Masculinity is a fragile state susceptible to risk. When conflicts do arise – which are then always felt to be a crisis of masculinity – they “must be” repaired; if need be, through violence.
What can be done about “victim blaming” – that is, the problem that women who report sexual assault or have experienced violence are often not believed, or in some way considered to be “complicit”?
What is needed here is a fundamental change of mindsets, so that we can break the current cycle of machismo and buddy networks. The reflex to invert the perpetrator-victim relationship always serves to deflect blame and responsibility. When this reasoning is expressed by one’s own partner, or by the police officers, lawyers and journalists who are involved in a case, then one of the aims is always to eschew personal responsibility. This means that clear signals need to be sent, not only in each specific case but also in general, that victim blaming is an expression in all those involved of the very same ambivalent and malicious attitude towards women as that of the perpetrator, accompanied by the very same, typical defence mechanism to save and reaffirm their masculinity.
According to a study published in 2009, approximately 8000 rape charges are filed in Germany each year.

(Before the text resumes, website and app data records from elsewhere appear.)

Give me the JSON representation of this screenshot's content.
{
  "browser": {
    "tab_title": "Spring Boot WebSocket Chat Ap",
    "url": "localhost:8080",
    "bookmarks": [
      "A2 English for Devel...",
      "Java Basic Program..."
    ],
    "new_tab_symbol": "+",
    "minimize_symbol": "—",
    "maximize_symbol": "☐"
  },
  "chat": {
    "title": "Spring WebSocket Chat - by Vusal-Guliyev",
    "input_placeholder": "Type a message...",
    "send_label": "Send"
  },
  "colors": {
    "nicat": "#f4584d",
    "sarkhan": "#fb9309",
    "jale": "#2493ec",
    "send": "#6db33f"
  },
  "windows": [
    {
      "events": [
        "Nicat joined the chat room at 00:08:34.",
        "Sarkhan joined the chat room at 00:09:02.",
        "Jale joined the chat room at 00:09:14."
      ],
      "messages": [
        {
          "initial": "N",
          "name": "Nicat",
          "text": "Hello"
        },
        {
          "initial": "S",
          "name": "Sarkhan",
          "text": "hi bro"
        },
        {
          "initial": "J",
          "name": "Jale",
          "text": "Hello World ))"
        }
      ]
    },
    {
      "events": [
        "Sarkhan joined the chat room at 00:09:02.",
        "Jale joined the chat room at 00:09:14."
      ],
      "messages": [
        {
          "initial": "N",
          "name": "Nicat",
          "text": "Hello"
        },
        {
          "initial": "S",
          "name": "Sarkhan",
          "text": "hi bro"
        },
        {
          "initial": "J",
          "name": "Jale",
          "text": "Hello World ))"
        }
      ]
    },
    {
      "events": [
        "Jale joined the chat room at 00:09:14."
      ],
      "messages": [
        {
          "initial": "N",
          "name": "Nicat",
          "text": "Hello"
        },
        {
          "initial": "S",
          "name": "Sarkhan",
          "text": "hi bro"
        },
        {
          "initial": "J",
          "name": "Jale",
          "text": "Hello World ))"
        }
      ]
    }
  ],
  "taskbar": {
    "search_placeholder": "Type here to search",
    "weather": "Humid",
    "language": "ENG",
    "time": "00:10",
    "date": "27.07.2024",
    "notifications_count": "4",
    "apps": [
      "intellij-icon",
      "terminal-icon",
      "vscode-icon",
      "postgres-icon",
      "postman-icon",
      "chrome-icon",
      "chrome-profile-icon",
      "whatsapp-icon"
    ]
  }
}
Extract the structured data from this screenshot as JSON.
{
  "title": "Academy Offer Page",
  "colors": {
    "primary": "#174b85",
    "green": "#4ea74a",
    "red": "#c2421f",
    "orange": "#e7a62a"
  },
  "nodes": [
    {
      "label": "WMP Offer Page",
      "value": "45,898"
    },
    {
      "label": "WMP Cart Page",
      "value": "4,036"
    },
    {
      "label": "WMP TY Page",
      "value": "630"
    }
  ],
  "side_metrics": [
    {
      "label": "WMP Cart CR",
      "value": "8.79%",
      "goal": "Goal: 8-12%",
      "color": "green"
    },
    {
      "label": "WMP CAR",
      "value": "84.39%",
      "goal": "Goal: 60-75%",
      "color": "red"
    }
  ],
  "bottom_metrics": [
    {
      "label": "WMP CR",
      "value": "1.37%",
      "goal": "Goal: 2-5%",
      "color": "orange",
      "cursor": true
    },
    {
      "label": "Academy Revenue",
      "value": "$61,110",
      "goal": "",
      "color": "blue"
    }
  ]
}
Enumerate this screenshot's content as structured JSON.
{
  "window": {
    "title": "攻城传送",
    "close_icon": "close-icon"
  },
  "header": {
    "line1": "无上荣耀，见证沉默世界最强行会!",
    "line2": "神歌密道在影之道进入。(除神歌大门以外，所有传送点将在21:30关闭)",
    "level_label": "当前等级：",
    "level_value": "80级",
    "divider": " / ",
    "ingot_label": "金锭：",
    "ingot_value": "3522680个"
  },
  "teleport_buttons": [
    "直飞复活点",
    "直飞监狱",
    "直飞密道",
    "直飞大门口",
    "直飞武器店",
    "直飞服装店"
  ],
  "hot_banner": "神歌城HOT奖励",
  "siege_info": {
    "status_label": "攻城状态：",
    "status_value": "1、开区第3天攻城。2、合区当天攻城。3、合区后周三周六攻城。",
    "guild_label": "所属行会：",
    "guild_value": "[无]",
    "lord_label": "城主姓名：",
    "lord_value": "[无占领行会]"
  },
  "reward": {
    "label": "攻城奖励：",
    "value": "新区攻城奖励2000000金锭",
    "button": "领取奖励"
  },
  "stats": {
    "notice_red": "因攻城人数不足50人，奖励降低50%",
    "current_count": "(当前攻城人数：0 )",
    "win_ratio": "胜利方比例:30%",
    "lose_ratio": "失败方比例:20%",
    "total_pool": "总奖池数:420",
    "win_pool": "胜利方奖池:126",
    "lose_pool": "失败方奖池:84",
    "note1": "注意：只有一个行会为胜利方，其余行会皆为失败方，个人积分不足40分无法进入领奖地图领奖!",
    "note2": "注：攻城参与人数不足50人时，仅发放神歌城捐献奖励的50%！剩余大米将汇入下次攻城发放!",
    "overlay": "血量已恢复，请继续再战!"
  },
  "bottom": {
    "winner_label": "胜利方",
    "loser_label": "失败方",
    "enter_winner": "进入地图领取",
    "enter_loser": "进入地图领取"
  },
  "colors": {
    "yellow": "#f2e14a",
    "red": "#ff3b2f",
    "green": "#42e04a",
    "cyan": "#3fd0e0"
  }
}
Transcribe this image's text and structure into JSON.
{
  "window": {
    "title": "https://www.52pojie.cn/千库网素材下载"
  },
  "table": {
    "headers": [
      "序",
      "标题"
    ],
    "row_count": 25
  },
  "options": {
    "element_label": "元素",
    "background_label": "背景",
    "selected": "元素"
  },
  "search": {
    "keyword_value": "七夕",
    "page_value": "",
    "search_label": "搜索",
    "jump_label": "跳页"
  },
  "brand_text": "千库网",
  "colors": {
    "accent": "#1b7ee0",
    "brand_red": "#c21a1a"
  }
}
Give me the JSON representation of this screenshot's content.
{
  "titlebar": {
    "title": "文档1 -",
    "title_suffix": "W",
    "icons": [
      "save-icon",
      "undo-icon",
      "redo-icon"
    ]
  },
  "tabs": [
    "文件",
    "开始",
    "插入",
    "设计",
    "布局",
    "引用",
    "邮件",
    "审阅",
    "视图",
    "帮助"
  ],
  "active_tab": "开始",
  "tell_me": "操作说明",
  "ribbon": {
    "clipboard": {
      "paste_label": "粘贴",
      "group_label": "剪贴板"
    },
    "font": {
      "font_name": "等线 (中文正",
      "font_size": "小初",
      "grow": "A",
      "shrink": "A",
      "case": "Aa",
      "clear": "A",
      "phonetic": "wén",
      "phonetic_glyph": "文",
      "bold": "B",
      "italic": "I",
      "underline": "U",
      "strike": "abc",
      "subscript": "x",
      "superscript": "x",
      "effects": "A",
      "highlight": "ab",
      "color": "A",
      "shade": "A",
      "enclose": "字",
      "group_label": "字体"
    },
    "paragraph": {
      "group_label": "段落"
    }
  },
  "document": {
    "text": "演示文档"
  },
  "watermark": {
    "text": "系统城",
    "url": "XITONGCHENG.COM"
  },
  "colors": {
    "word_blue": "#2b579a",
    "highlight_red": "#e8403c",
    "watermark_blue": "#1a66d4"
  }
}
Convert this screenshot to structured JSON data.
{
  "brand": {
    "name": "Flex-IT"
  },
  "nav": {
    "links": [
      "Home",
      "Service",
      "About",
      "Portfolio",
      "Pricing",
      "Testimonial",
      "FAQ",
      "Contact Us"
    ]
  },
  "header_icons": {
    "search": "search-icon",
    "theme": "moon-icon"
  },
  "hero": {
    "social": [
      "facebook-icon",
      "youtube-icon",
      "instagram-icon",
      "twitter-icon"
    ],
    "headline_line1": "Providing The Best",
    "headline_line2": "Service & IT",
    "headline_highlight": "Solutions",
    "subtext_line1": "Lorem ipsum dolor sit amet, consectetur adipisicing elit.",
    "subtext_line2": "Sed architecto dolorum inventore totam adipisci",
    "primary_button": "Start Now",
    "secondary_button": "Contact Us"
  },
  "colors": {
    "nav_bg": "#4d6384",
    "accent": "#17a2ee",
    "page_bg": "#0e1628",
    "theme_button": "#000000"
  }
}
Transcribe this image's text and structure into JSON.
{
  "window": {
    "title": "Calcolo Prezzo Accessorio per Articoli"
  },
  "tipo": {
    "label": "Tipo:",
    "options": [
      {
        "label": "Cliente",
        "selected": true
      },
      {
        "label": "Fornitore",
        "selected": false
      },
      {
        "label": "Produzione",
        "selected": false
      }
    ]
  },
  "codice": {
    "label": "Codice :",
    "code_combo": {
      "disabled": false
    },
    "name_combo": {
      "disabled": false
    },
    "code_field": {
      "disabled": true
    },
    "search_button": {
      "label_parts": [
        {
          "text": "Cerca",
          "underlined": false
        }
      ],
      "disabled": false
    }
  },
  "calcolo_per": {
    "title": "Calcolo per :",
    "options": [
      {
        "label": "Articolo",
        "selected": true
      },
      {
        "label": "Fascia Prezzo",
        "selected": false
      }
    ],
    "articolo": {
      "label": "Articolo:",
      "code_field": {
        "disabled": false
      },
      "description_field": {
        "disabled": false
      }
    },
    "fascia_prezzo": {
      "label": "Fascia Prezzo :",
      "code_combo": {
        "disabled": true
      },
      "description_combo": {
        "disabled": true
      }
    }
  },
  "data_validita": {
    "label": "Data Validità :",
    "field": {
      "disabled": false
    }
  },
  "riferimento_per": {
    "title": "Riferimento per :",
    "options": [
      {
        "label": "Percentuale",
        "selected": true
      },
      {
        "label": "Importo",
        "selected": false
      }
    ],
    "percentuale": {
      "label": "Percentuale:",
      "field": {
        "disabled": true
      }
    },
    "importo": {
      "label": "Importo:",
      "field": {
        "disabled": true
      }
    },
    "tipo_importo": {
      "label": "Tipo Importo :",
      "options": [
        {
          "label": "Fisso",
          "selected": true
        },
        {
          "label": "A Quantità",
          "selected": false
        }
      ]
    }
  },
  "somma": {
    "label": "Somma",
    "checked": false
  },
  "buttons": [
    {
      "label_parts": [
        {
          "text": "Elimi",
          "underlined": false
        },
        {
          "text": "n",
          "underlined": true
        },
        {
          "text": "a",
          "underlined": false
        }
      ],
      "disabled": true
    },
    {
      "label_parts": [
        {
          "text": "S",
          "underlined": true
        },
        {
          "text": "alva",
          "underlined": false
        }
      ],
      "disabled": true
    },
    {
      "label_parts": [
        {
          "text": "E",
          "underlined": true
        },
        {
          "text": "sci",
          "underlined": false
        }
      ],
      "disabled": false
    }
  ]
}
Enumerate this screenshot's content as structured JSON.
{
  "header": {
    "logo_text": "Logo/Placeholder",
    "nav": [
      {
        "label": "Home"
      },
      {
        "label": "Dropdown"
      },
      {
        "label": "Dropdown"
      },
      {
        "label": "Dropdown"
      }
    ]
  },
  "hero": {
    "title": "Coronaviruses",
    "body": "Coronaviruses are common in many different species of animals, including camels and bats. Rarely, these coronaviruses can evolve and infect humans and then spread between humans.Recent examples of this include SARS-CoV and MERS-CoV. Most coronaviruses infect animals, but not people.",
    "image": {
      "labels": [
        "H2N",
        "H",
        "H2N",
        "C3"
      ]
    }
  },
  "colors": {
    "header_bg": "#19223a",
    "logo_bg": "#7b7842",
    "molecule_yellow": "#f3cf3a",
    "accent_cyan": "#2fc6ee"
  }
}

In only a little over 1000 of these cases do such charges lead to a judgment being passed down – a conviction rate of 13%. This low number of convictions may be one of the many reasons why so few women even report sexual assaults or bodily harm. It must therefore be assumed that, for every instance of rape that is reported, many more go unreported.
It is part of the phenomenon of violence against women that victims often have a hard time confiding in others or looking for help. This is especially true if they are in a relationship with the perpetrator. Why do victims find it so hard to go get help? What can be done to make it easier for them?
As a man, it feels slightly presumptuous for me to answer that question. But I do want to cautiously suggest one thing: there are a number of known reasons why women who become victims of violence do not, or rarely, talk about such acts, get help, or file a police report. Shame is often mentioned, and this to some extent shows how much the victim has adopted the male perpetrator’s reasoning that he acted in self-defence, wondering if she “might not be herself to blame”. What is especially important, however, is the well-known and constantly reaffirmed solidarity among males, which tends to invert the perpetrator-victim relationship. The woman’s fear of losing her dignity and being made a victim all over again must be properly understood, accepted and put to use for effective countermeasures to be taken. In principle, however, this will be impossible, or at least difficult, as long as the more deeply rooted structures of hierarchical gender order remain unchallenged.
There are many places where the victims of physical, psychological and sexual violence can find help. At the initiative of the Federal Ministry for Family Affairs, Senior Citizens, Women and Youth, a website has been set up that provides access to numerous points of contact throughout Germany that can provide help and advice.
We want to encourage all those affected to seek support. Furthermore, we appeal to everyone’s civic duty and ask those who are not themselves affected to help and support those who need it.